Task goal: When you output the records, match them exactly and omit any picture they include.

Records shown:
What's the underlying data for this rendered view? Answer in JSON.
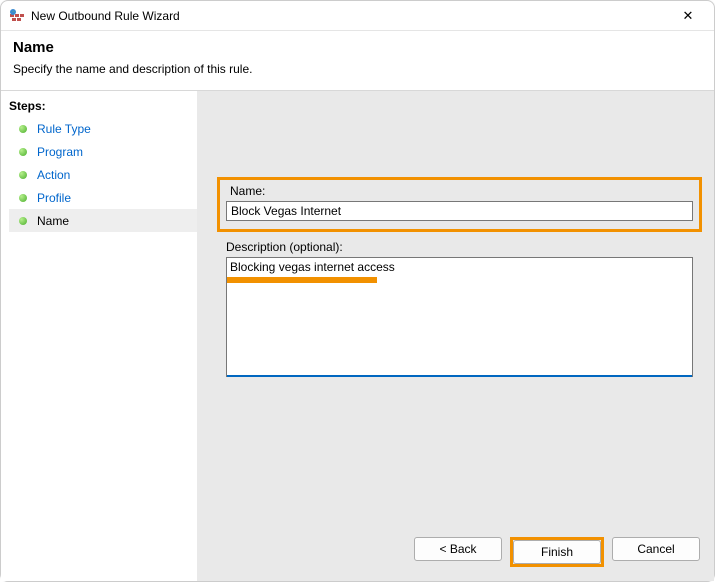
{
  "titlebar": {
    "title": "New Outbound Rule Wizard",
    "close_symbol": "✕"
  },
  "header": {
    "title": "Name",
    "subtitle": "Specify the name and description of this rule."
  },
  "sidebar": {
    "steps_label": "Steps:",
    "items": [
      {
        "label": "Rule Type"
      },
      {
        "label": "Program"
      },
      {
        "label": "Action"
      },
      {
        "label": "Profile"
      },
      {
        "label": "Name"
      }
    ]
  },
  "form": {
    "name_label": "Name:",
    "name_value": "Block Vegas Internet",
    "desc_label": "Description (optional):",
    "desc_value": "Blocking vegas internet access"
  },
  "buttons": {
    "back": "< Back",
    "finish": "Finish",
    "cancel": "Cancel"
  }
}
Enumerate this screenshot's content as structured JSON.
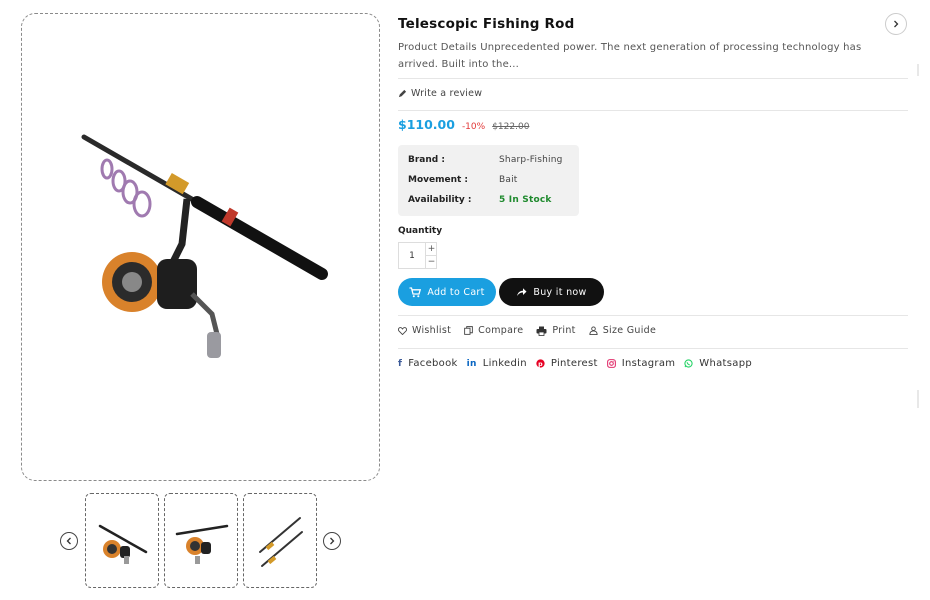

Reply:
What's the underlying data for this rendered view? Answer in JSON.
{
  "titlebar": {
    "title": "New Outbound Rule Wizard",
    "close_symbol": "✕"
  },
  "header": {
    "title": "Name",
    "subtitle": "Specify the name and description of this rule."
  },
  "sidebar": {
    "steps_label": "Steps:",
    "items": [
      {
        "label": "Rule Type"
      },
      {
        "label": "Program"
      },
      {
        "label": "Action"
      },
      {
        "label": "Profile"
      },
      {
        "label": "Name"
      }
    ]
  },
  "form": {
    "name_label": "Name:",
    "name_value": "Block Vegas Internet",
    "desc_label": "Description (optional):",
    "desc_value": "Blocking vegas internet access"
  },
  "buttons": {
    "back": "< Back",
    "finish": "Finish",
    "cancel": "Cancel"
  }
}
Enumerate this screenshot's content as structured JSON.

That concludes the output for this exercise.